What lines in the material hold the string "true"? Return every one of them.
++++++++++++++++++++
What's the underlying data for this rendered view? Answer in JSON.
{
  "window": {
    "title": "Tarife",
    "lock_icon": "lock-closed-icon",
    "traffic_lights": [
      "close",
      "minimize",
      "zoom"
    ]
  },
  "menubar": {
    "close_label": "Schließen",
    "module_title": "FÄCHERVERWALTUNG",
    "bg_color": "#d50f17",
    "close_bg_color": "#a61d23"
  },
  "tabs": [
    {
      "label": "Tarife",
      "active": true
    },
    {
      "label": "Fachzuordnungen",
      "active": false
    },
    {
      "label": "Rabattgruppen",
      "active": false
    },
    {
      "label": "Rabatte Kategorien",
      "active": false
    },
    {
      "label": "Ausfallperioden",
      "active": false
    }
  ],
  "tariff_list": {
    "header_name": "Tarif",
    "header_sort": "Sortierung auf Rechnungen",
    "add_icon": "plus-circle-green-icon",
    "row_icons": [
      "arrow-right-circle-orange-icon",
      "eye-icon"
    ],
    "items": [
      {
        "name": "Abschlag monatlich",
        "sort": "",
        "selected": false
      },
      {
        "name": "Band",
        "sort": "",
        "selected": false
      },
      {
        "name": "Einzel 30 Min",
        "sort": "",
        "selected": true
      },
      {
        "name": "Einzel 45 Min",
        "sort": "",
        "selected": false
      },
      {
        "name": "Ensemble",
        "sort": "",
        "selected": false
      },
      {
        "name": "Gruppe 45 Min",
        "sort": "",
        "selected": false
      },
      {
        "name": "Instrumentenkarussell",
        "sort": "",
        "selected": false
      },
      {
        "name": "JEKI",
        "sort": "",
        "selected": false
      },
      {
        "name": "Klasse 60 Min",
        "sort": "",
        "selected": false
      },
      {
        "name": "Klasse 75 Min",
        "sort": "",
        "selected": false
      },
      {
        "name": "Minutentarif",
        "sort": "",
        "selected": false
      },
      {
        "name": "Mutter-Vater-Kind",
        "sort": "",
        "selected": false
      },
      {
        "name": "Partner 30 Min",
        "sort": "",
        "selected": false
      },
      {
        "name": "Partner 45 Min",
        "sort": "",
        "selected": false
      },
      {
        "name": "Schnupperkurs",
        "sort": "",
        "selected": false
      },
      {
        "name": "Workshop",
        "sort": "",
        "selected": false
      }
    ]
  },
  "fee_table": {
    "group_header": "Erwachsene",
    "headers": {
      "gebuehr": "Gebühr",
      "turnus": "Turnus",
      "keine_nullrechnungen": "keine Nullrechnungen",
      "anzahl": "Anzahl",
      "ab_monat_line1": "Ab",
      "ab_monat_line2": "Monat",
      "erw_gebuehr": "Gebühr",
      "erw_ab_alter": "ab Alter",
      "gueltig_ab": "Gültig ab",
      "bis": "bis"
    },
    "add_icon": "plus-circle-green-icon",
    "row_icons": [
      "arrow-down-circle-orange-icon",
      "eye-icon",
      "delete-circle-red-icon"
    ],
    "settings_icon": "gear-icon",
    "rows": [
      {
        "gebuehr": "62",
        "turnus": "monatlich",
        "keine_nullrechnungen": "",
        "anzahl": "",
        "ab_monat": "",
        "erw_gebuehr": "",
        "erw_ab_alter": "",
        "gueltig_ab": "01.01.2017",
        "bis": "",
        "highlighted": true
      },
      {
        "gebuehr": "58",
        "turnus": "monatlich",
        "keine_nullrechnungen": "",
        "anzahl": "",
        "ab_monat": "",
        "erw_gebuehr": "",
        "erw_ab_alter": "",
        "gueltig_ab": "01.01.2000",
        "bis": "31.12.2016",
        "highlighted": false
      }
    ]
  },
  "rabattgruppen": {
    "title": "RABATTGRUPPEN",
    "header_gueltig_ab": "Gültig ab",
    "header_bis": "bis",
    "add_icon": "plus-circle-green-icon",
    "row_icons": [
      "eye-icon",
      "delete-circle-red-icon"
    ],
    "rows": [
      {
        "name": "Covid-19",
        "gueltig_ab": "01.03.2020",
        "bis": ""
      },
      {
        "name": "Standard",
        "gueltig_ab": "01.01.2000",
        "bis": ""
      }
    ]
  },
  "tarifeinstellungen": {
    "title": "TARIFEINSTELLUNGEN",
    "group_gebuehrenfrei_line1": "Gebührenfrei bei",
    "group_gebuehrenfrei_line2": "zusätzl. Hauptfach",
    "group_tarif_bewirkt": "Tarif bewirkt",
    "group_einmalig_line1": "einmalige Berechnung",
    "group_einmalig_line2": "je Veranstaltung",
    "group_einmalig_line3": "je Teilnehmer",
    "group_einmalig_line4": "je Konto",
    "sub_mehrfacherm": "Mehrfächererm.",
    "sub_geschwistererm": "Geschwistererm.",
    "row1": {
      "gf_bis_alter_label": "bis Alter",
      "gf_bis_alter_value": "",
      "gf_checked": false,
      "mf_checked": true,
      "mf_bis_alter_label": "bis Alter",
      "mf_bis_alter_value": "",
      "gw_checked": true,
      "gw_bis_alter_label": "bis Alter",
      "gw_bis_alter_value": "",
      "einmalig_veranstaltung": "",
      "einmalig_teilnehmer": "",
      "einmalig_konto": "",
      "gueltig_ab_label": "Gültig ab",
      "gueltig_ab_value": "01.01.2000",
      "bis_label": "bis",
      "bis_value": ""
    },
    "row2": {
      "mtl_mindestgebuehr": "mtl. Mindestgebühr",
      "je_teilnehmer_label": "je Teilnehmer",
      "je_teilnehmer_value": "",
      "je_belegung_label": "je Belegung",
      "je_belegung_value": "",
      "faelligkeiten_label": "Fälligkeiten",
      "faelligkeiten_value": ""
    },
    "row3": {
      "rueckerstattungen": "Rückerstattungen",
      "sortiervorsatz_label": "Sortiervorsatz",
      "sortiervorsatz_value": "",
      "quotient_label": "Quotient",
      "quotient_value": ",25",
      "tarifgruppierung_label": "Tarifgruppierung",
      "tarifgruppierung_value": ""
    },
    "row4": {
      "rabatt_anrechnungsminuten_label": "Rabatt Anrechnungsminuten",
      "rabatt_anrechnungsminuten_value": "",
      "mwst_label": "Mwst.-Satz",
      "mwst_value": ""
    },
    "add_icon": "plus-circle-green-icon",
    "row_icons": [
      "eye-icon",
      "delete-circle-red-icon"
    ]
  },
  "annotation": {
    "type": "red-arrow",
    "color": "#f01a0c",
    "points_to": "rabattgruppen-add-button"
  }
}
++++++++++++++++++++
__EXERCISE RESULT__:
      "active": true
        "selected": true
        "highlighted": true
      "mf_checked": true,
      "gw_checked": true,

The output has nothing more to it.